:: GOAL OF THE EXERCISE ::
A single number is required: the count of lines in the records below that contain the word "toggle".

:: PROVIDED RECORDS ::
Start of Block
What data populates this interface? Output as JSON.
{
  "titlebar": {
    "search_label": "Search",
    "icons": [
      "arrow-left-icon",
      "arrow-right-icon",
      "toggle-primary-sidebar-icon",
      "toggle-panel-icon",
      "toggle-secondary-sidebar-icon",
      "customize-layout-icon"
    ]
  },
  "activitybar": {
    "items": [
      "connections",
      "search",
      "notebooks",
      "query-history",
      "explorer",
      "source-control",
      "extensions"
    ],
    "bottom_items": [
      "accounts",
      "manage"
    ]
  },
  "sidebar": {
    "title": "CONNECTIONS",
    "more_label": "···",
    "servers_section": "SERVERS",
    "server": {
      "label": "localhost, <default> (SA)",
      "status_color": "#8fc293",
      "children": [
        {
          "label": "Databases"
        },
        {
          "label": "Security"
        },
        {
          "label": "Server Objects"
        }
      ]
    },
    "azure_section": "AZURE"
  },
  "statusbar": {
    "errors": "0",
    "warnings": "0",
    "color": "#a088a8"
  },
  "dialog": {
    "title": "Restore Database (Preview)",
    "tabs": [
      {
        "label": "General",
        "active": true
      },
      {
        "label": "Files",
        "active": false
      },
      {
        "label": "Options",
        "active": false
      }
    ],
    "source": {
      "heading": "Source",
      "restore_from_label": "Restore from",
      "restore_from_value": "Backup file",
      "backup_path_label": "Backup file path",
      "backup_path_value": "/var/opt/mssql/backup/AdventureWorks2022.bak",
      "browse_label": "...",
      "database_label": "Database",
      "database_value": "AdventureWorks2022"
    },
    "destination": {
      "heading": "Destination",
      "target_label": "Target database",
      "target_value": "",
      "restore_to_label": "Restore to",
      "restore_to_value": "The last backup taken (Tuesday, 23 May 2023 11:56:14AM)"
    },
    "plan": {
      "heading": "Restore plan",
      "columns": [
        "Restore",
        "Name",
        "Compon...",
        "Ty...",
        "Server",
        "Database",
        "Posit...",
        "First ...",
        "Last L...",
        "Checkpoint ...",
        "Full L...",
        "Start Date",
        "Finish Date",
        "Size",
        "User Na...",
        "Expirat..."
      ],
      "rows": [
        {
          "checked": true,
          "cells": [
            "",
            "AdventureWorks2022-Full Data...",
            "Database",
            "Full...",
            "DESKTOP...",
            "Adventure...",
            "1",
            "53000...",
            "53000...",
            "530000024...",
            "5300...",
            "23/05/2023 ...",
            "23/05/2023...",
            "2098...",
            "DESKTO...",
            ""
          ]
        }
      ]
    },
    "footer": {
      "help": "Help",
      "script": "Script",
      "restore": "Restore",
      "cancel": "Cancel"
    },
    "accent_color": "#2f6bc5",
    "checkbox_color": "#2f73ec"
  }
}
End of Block
:: ANSWER TO THE EXERCISE ::
3